You're probably glancing at the rest of the plot analysis thinking that maybe Kafka's skipped ahead a couple of stages. Being a disgusting insect could very well qualify for the "Frustration," "Nightmare," or even "Destruction or Death Wish Stage," depending on how much you hate bugs. But no, Kafka's story begins with the main character suffering a horrendously tragic fate. Let the hijinks begin.
Despite Gregor's intolerable situation, he actually seems to enjoy exploring his new body's capabilities sometimes. Who wouldn't enjoy defying gravity and clambering all around the room? He even feels a light euphoria as he hangs upside down from the ceiling.
Even though Gregor can find some positive aspects to his transformation, his family can't accept any of it – they barely tolerate him. Grete, for example, no longer takes care of his room with the same considerate attention that she did in the beginning. Gregor grows increasingly shabby and famished, and his room more cluttered with refuse, as the story goes on.
Gregor's situation is v aggravated by the fact that his family refuses to believe that he can understand them or that he's attempting to communicate with them through non-verbal ways. His attempt to reach out to his sister during her violin recital only confirms the family's worst fears about what he's become – a despicable vermin.
For Gregor, his family's rejection of him is so absolute that it arguably takes away his will to live.
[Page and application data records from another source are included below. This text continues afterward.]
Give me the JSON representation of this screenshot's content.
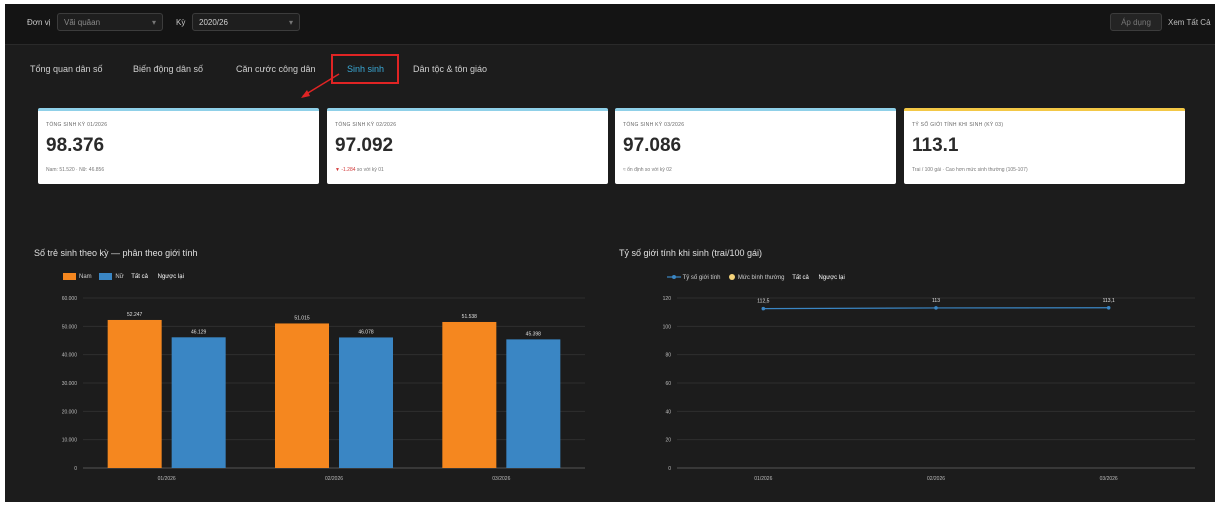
{
  "topbar": {
    "period_label": "Đơn vị",
    "unit_value": "Vãi quâan",
    "ky_label": "Kỳ",
    "ky_value": "2020/26",
    "export_btn": "Áp dụng",
    "link": "Xem Tất Cả"
  },
  "tabs": [
    {
      "label": "Tổng quan dân số",
      "active": false
    },
    {
      "label": "Biến động dân số",
      "active": false
    },
    {
      "label": "Căn cước công dân",
      "active": false
    },
    {
      "label": "Sinh sinh",
      "active": true
    },
    {
      "label": "Dân tộc & tôn giáo",
      "active": false
    }
  ],
  "cards": [
    {
      "title": "TỔNG SINH KỲ 01/2026",
      "value": "98.376",
      "sub": "Nam: 51.520 · Nữ: 46.856",
      "sub_trend": ""
    },
    {
      "title": "TỔNG SINH KỲ 02/2026",
      "value": "97.092",
      "sub": "so với kỳ 01",
      "sub_trend": "▼ -1.284"
    },
    {
      "title": "TỔNG SINH KỲ 03/2026",
      "value": "97.086",
      "sub": "≈ ổn định so với kỳ 02",
      "sub_trend": ""
    },
    {
      "title": "TỶ SỐ GIỚI TÍNH KHI SINH (KỲ 03)",
      "value": "113.1",
      "sub": "Trai / 100 gái · Cao hơn mức sinh thường (105-107)",
      "sub_trend": ""
    }
  ],
  "colors": {
    "male": "#f5871f",
    "female": "#3a86c4",
    "ratio_line": "#3a86c4",
    "normal_marker": "#f5d37a"
  },
  "chart_data": [
    {
      "type": "bar",
      "title": "Số trẻ sinh theo kỳ — phân theo giới tính",
      "categories": [
        "01/2026",
        "02/2026",
        "03/2026"
      ],
      "series": [
        {
          "name": "Nam",
          "values": [
            52247,
            51015,
            51538
          ]
        },
        {
          "name": "Nữ",
          "values": [
            46129,
            46078,
            45398
          ]
        }
      ],
      "legend_extra": [
        "Tất cả",
        "Ngược lại"
      ],
      "ylim": [
        0,
        60000
      ],
      "yticks": [
        0,
        10000,
        20000,
        30000,
        40000,
        50000,
        60000
      ],
      "ytick_labels": [
        "0",
        "10.000",
        "20.000",
        "30.000",
        "40.000",
        "50.000",
        "60.000"
      ]
    },
    {
      "type": "line",
      "title": "Tỷ số giới tính khi sinh (trai/100 gái)",
      "categories": [
        "01/2026",
        "02/2026",
        "03/2026"
      ],
      "series": [
        {
          "name": "Tỷ số giới tính",
          "values": [
            112.5,
            113,
            113.1
          ]
        },
        {
          "name": "Mức bình thường",
          "values": []
        }
      ],
      "data_labels": [
        "112,5",
        "113",
        "113,1"
      ],
      "legend_extra": [
        "Tất cả",
        "Ngược lại"
      ],
      "ylim": [
        0,
        120
      ],
      "yticks": [
        0,
        20,
        40,
        60,
        80,
        100,
        120
      ],
      "ytick_labels": [
        "0",
        "20",
        "40",
        "60",
        "80",
        "100",
        "120"
      ]
    }
  ]
}
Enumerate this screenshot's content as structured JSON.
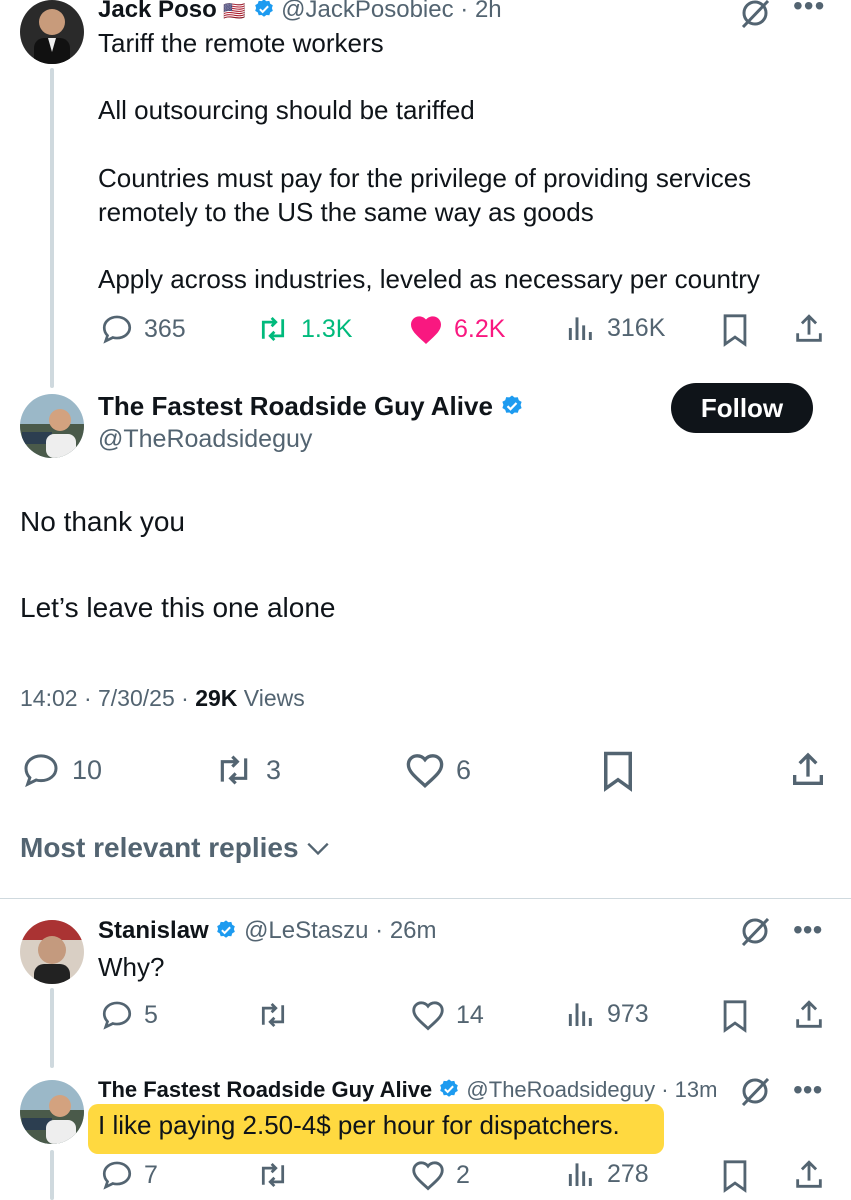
{
  "tweet1": {
    "author": "Jack Poso",
    "flag": "🇺🇸",
    "handle_time": "@JackPosobiec · 2h",
    "lines": [
      "Tariff the remote workers",
      "All outsourcing should be tariffed",
      "Countries must pay for the privilege of providing services",
      "remotely to the US the same way as goods",
      "Apply across industries, leveled as necessary per country"
    ],
    "replies": "365",
    "reposts": "1.3K",
    "likes": "6.2K",
    "views": "316K"
  },
  "main": {
    "author": "The Fastest Roadside Guy Alive",
    "handle": "@TheRoadsideguy",
    "follow_label": "Follow",
    "line1": "No thank you",
    "line2": "Let’s leave this one alone",
    "time": "14:02 · 7/30/25 · ",
    "views_count": "29K",
    "views_label": " Views",
    "replies": "10",
    "reposts": "3",
    "likes": "6"
  },
  "replies_header": "Most relevant replies",
  "reply1": {
    "author": "Stanislaw",
    "handle_time": "@LeStaszu · 26m",
    "text": "Why?",
    "replies": "5",
    "likes": "14",
    "views": "973"
  },
  "reply2": {
    "author": "The Fastest Roadside Guy Alive",
    "handle_time": "@TheRoadsideguy · 13m",
    "text": "I like paying 2.50-4$ per hour for dispatchers.",
    "replies": "7",
    "likes": "2",
    "views": "278"
  },
  "colors": {
    "accent_green": "#00ba7c",
    "accent_pink": "#f91880",
    "verified_blue": "#1d9bf0",
    "highlight": "#ffd21f"
  }
}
Grete's assertion that Gregor is no longer Gregor, but just a nameless bug that must be eliminated just like any other bug, is a denial of Gregor's existence that Gregor finds so compelling that he agrees with her and literally ceases to exist.